“A very rocky, muddy, open trail that is very steep and made for one purpose: to race!”
— Josh Robinson
Views · Wildlife
Closed once it starts snowing. Would avoid during rain.
This killer course isn't one to take lightly. One of the major races held in Seward, Alaska every year, this is a tough slog to the top, followed by a fast and furious descent.
This is the second oldest race in the U.S. behind the Boston marathon. The course is run daily and the official race occurs on the 4th of July every year to first 500 adults and 100 kids who enter. The current men's record is held by Alaskan David Norris, set in 2016 (41:26). Norris surpassed Killian Jornet's record from 2015. The women's record is held by Emilie Forsberg, set in 2015 (47:48). She and Jornet are quoted as saying,"you run up, and fall down gracefully."
There are many local legends as to how this trail came into being. Some say that it was the result of many hours spent pondering whether the route could be completed in under an hour, others claim it was the result of a bet between two overzealous runners on who was faster.
After that first fateful footrace, a race has been hosted annually ever since. Now, the race begins downtown, at Fourth and Adams, in front of the First National Bank Alaska, and ends a block south of where it began, at Fourth and Washington. The halfway point is a stone marker atop Mount Marathon, 3022 feet (921 m) above sea level, and a mile and a half from the finish line.
The total race course distance is about 3.1 miles (5 kilometers). Leading racers will typically reach the peak from the starting line in 30 minutes, and reach the finish line from the peak in 1015 minutes for a total time between 40 minutes to an hour. It is not uncommon for the racers who finish to cross the finish line injured or bleeding and covered in mud. This is not a course to take lightly!

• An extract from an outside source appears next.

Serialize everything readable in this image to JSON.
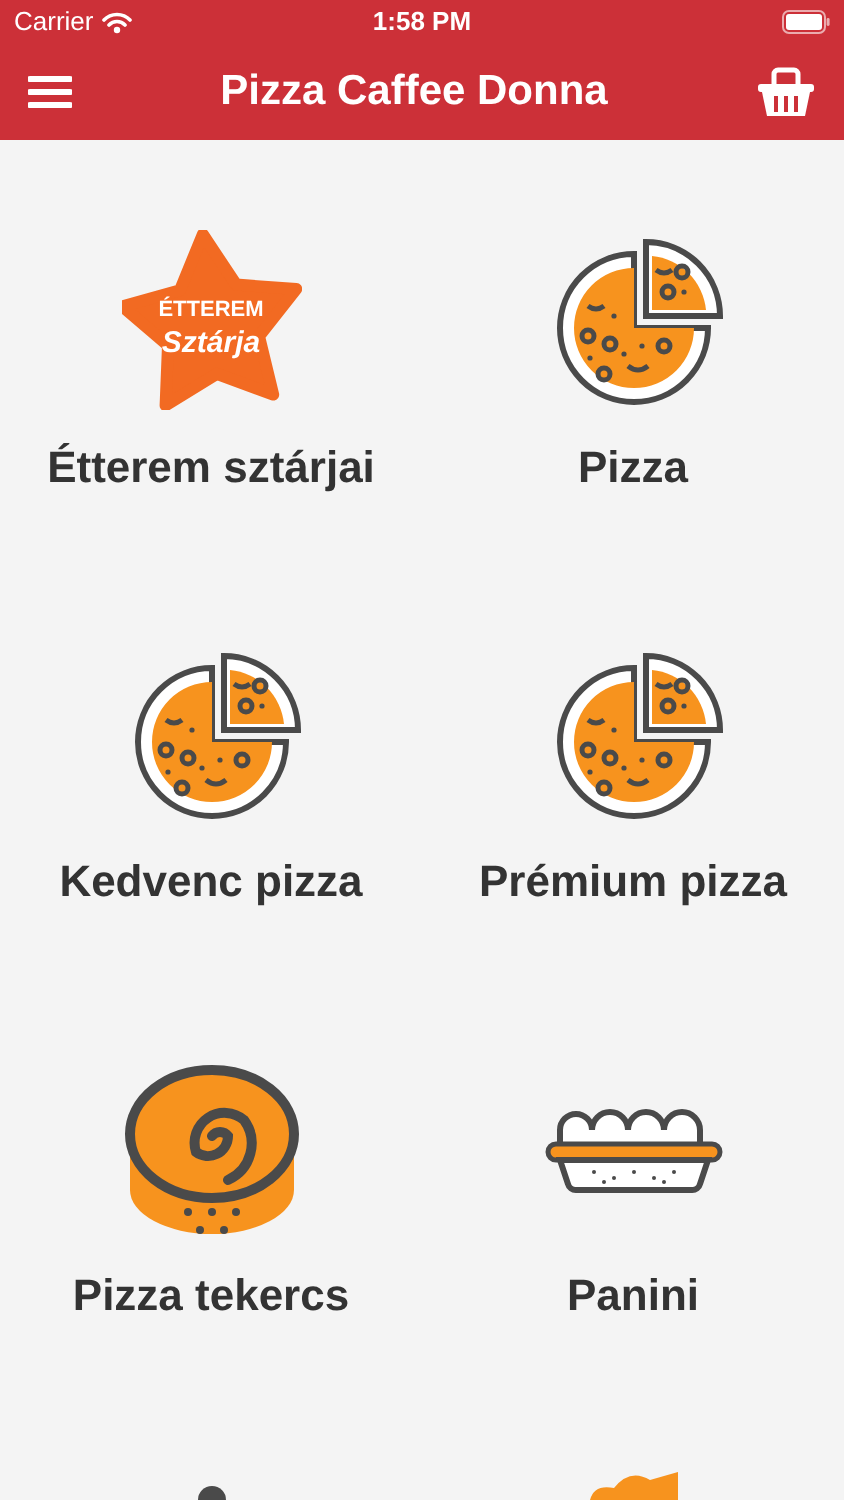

Flora & Fauna
Especially on race day, there is little fauna to be seen. After passing through a stunted forest, you'll encounter mostly mountain grasses and mud.